powerpill.gif (949 bytes) Mounting the Crayola Kidsball powerpill.gif (949 bytes)

A while back, these things were all the rage on BYOAC.  A 3" trackball with an arcade-like feel, but without the arcade price.  So naturally, I had to have one when I saw it at Fry's...  The main problem with these is that they are very diffucult to mount on a control panel.  So I came up with a solution:

The top half of the Kidsball, cut-down and mounted to the black box with hot glue
To mount the trackball, I put the original Crayola housing inside a black project housing from an electronics store.  This was done by cutting away part of the Crayola's housing so it fit inside the black box.  Then I drilled a hole in the black box the same size (2 3/4") as the hole in the top of the trackball.  I hot-glued the Crayola housing inside the top half of the black box, so the holes lined up.  (Remove the ball and bottom half first to make things easier.)  Now it can be easily mounted on a flat surface.  I cut a square hole in the control panel to mount the box into, then used some L-brackets to connect to the panel.

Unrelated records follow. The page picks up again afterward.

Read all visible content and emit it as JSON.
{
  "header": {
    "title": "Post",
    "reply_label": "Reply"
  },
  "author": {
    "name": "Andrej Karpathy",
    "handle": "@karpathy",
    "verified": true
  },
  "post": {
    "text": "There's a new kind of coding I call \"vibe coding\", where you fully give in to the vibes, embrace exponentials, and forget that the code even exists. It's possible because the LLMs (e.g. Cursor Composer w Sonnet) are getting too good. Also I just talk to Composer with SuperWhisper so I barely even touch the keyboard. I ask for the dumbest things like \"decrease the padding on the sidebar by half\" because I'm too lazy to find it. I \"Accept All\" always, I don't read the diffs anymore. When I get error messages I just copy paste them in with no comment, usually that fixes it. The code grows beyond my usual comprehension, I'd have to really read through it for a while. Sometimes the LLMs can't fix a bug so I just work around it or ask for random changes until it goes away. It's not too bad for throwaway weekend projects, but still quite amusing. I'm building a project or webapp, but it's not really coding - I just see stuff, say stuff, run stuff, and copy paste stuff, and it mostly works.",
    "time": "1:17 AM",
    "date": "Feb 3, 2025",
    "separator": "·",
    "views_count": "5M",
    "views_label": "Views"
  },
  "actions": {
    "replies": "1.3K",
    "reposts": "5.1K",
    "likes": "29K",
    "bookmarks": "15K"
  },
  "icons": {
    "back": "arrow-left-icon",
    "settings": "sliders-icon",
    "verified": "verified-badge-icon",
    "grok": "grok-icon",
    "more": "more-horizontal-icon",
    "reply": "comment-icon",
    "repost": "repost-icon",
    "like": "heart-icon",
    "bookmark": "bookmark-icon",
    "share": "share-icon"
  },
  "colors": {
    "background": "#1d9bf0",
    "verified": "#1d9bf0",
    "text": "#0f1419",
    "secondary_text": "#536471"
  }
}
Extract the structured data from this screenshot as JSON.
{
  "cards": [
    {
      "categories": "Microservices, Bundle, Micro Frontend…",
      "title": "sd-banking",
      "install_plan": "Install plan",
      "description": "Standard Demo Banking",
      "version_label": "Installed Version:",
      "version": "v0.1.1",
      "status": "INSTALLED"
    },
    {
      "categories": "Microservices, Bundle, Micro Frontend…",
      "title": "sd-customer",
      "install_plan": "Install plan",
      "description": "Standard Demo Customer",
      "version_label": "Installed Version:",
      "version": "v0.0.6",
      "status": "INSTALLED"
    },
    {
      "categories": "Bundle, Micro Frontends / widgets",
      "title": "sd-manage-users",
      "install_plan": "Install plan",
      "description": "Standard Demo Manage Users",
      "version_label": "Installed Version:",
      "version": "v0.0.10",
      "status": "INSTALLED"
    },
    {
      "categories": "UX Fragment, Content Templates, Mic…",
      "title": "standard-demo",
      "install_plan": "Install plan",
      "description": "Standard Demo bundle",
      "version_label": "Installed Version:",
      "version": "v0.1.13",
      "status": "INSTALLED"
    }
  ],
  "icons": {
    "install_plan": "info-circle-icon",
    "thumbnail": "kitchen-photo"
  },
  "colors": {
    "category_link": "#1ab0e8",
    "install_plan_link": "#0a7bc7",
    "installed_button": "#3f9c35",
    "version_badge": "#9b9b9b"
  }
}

TBlights.jpg (26407 bytes)

Super-bright blue LEDs installed
I also wired two 2600mcd blue LEDs to the base, and replaced the original trackball with a translucent blue onel.  All the LEDs connect to my custom lighting board, which draws power from the PC's +5v supply.

The complete Kidsball mounted



To finish off, I cut a hole in my control panel Lexan, a little smaller (2 9/16") than the hole in the black box and the trackball housing.  I used a hand-made hole drill to cut the odd-sized hole, using a paintbrush handle, a nail, and a router-bit arbor.  The tip of the arbor bolt was put thru a 1/4" pilot hole in the Lexan, then drilled slowly to scrape away at the Lexan until a hole was made all the way through.
The final installation



The information on this site is for the purposes of education and entertainment only.  The owner of this site makes no warantees as to the accuracy of the information, and takes no responsibility for any damage or injury sustained due to the use of information herein.  The design of the Pac-Mamea cabinet and all photos, computer renderings, drawings, schematics, and printed information relating to such are Copyright 2005 Robert Meyers.  No ownership of other copyrighted material found on this site is implied.